IBM racing ahead with component strategy

With Lotus as a lead example, IBM Corp. is working to break down the other software products in its portfolio into sets of components that can be assembled quickly in multiple ways to meet corporate computing needs.

Danny Sabbah, the CTO of the IBM software group, says the goal is to make it faster and less expensive to integrate middleware capabilities pulled from transaction services of the WebSphere Application Server, data from the DB2 database, security and system management services from Tivoli and collaboration from Lotus.

“It is a flavour of our On Demand strategy,” Sabbah says. “We are trying to make our software more reactive to customer needs so people pay a lot less in terms of underlying labour for dynamically created solutions and see a decrease in the amount they spend to integrate products.”

IBM is training its 12,000 developers to use a common development process that gets away from a production-line mentality of developing software and lets developers build across product lines. The company is using a principle it calls progressive discovery, which is a way to expose interfaces needed for the component model.

Big Blue says it hopes middleware components will allow for the flexibility to pull together quickly select features to support applications.

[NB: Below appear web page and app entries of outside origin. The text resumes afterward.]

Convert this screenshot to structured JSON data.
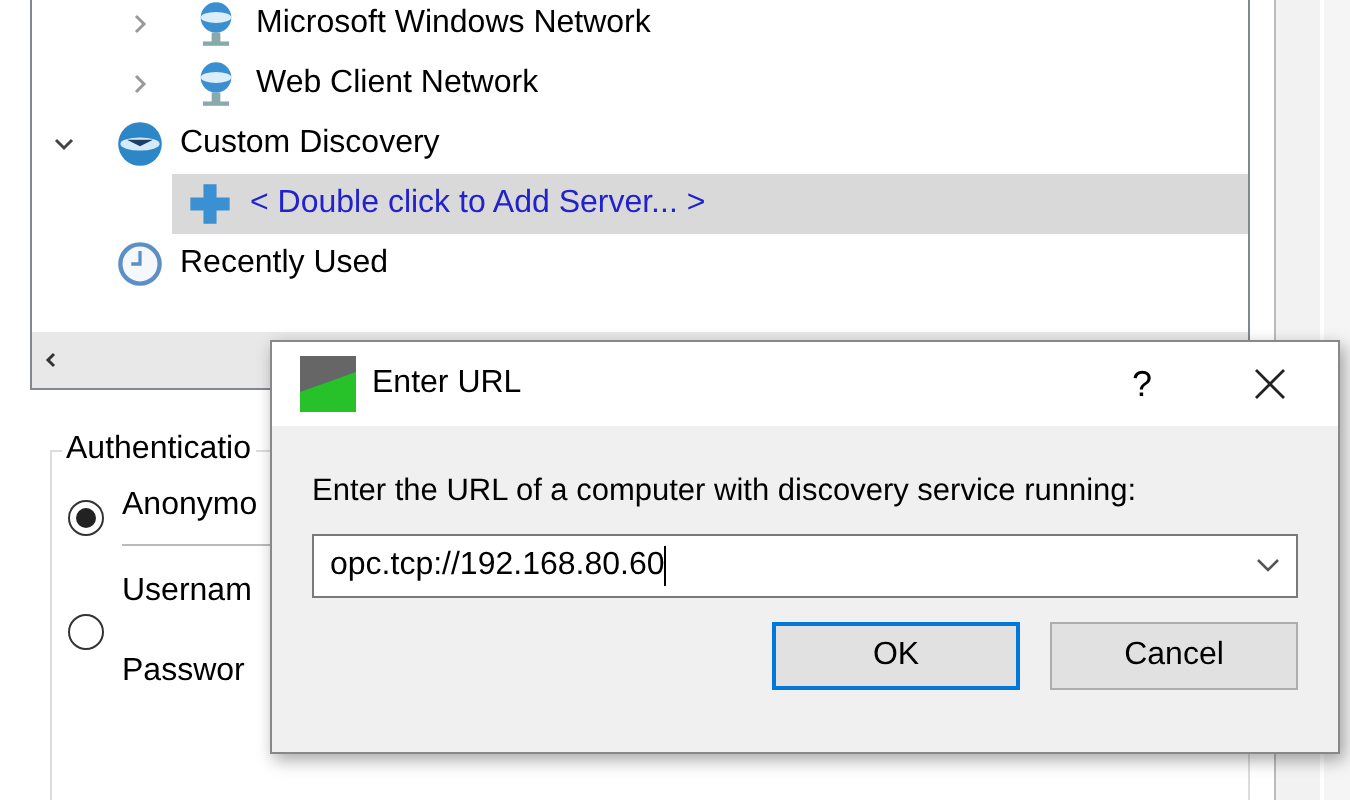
{
  "tree": {
    "items": [
      {
        "label": "Microsoft Windows Network",
        "kind": "network",
        "expanded": false,
        "selected": false
      },
      {
        "label": "Web Client Network",
        "kind": "network",
        "expanded": false,
        "selected": false
      },
      {
        "label": "Custom Discovery",
        "kind": "discovery",
        "expanded": true,
        "selected": false,
        "children": [
          {
            "label": "< Double click to Add Server... >",
            "kind": "add",
            "selected": true
          }
        ]
      },
      {
        "label": "Recently Used",
        "kind": "recent",
        "selected": false
      }
    ]
  },
  "authentication": {
    "title": "Authenticatio",
    "options": [
      {
        "label": "Anonymo",
        "selected": true,
        "kind": "single"
      },
      {
        "label": "Usernam",
        "second_label": "Passwor",
        "selected": false,
        "kind": "double"
      }
    ]
  },
  "dialog": {
    "title": "Enter URL",
    "help": "?",
    "prompt": "Enter the URL of a computer with discovery service running:",
    "url": "opc.tcp://192.168.80.60",
    "buttons": [
      {
        "label": "OK",
        "default": true
      },
      {
        "label": "Cancel",
        "default": false
      }
    ]
  }
}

For example, Sabbah says IBM could offer a data-warehouse bundle that will pull information from various sources and incorporate components of WebSphere for transactional integrity and Tivoli for secure access.

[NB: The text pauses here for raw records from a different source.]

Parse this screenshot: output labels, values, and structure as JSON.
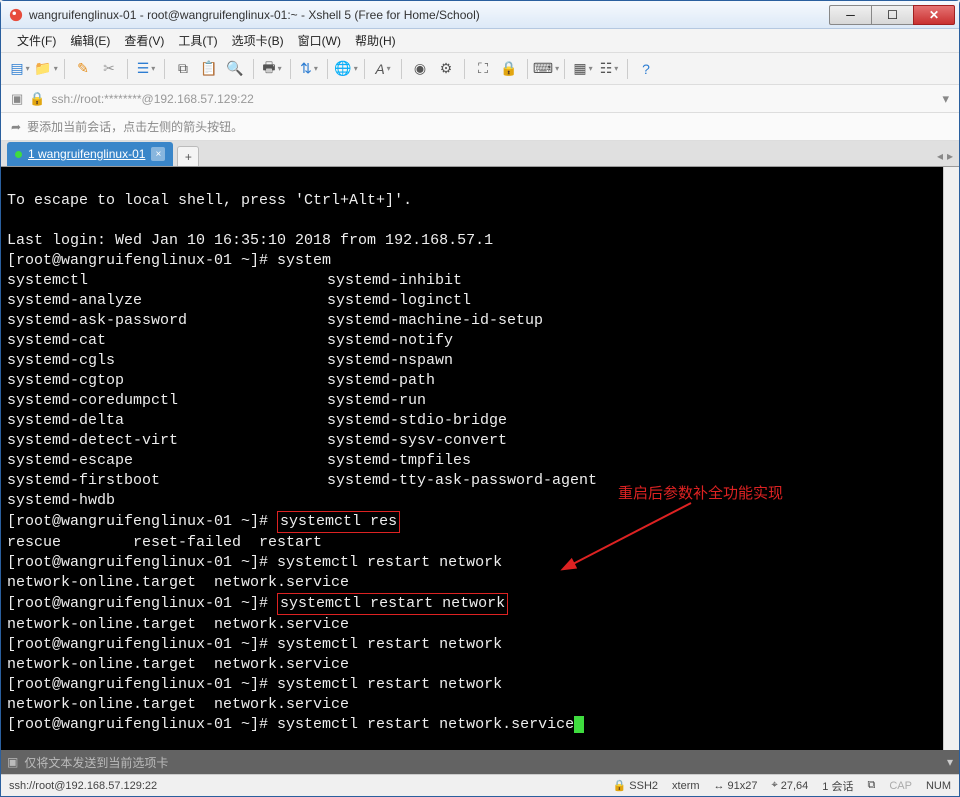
{
  "title": "wangruifenglinux-01 - root@wangruifenglinux-01:~ - Xshell 5 (Free for Home/School)",
  "menus": {
    "file": "文件(F)",
    "edit": "编辑(E)",
    "view": "查看(V)",
    "tools": "工具(T)",
    "tabs": "选项卡(B)",
    "window": "窗口(W)",
    "help": "帮助(H)"
  },
  "address": "ssh://root:********@192.168.57.129:22",
  "infobar": "要添加当前会话，点击左侧的箭头按钮。",
  "tab": {
    "label": "1 wangruifenglinux-01"
  },
  "terminal": {
    "escape": "To escape to local shell, press 'Ctrl+Alt+]'.",
    "blank1": "",
    "lastlogin": "Last login: Wed Jan 10 16:35:10 2018 from 192.168.57.1",
    "prompt1": "[root@wangruifenglinux-01 ~]# system",
    "col_l": {
      "r1": "systemctl",
      "r2": "systemd-analyze",
      "r3": "systemd-ask-password",
      "r4": "systemd-cat",
      "r5": "systemd-cgls",
      "r6": "systemd-cgtop",
      "r7": "systemd-coredumpctl",
      "r8": "systemd-delta",
      "r9": "systemd-detect-virt",
      "r10": "systemd-escape",
      "r11": "systemd-firstboot",
      "r12": "systemd-hwdb"
    },
    "col_r": {
      "r1": "systemd-inhibit",
      "r2": "systemd-loginctl",
      "r3": "systemd-machine-id-setup",
      "r4": "systemd-notify",
      "r5": "systemd-nspawn",
      "r6": "systemd-path",
      "r7": "systemd-run",
      "r8": "systemd-stdio-bridge",
      "r9": "systemd-sysv-convert",
      "r10": "systemd-tmpfiles",
      "r11": "systemd-tty-ask-password-agent"
    },
    "prompt2_pre": "[root@wangruifenglinux-01 ~]# ",
    "prompt2_box": "systemctl res",
    "rescue_line": "rescue        reset-failed  restart",
    "prompt3": "[root@wangruifenglinux-01 ~]# systemctl restart network",
    "netline": "network-online.target  network.service",
    "prompt4_pre": "[root@wangruifenglinux-01 ~]# ",
    "prompt4_box": "systemctl restart network",
    "prompt5": "[root@wangruifenglinux-01 ~]# systemctl restart network",
    "prompt6": "[root@wangruifenglinux-01 ~]# systemctl restart network",
    "prompt7_pre": "[root@wangruifenglinux-01 ~]# systemctl restart network.service",
    "annotation": "重启后参数补全功能实现"
  },
  "inputbar_placeholder": "仅将文本发送到当前选项卡",
  "status": {
    "left": "ssh://root@192.168.57.129:22",
    "ssh": "SSH2",
    "term": "xterm",
    "size": "91x27",
    "pos": "27,64",
    "sessions": "1 会话",
    "cap": "CAP",
    "num": "NUM"
  }
}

Interest in componentization has been garnered lately by advances in Web services and the evolving set of open standards behind the technology, such as those for security and business process workflow.

To support component integration, IBM also is developing an architecture called the Enterprise Services Bus, which is a sort of integration hub for its middleware components and other components brought together as part of a Web services application, especially those that cross corporate boundaries.

“We are trying to figure out what the first release needs to look like,” Sabbah says.

He says within the next year components will help define how IBM middleware supports a services-oriented architecture, which is basically an infrastructure for tying multiple components into one application or to support a workflow that executes some business process, such as approving a loan.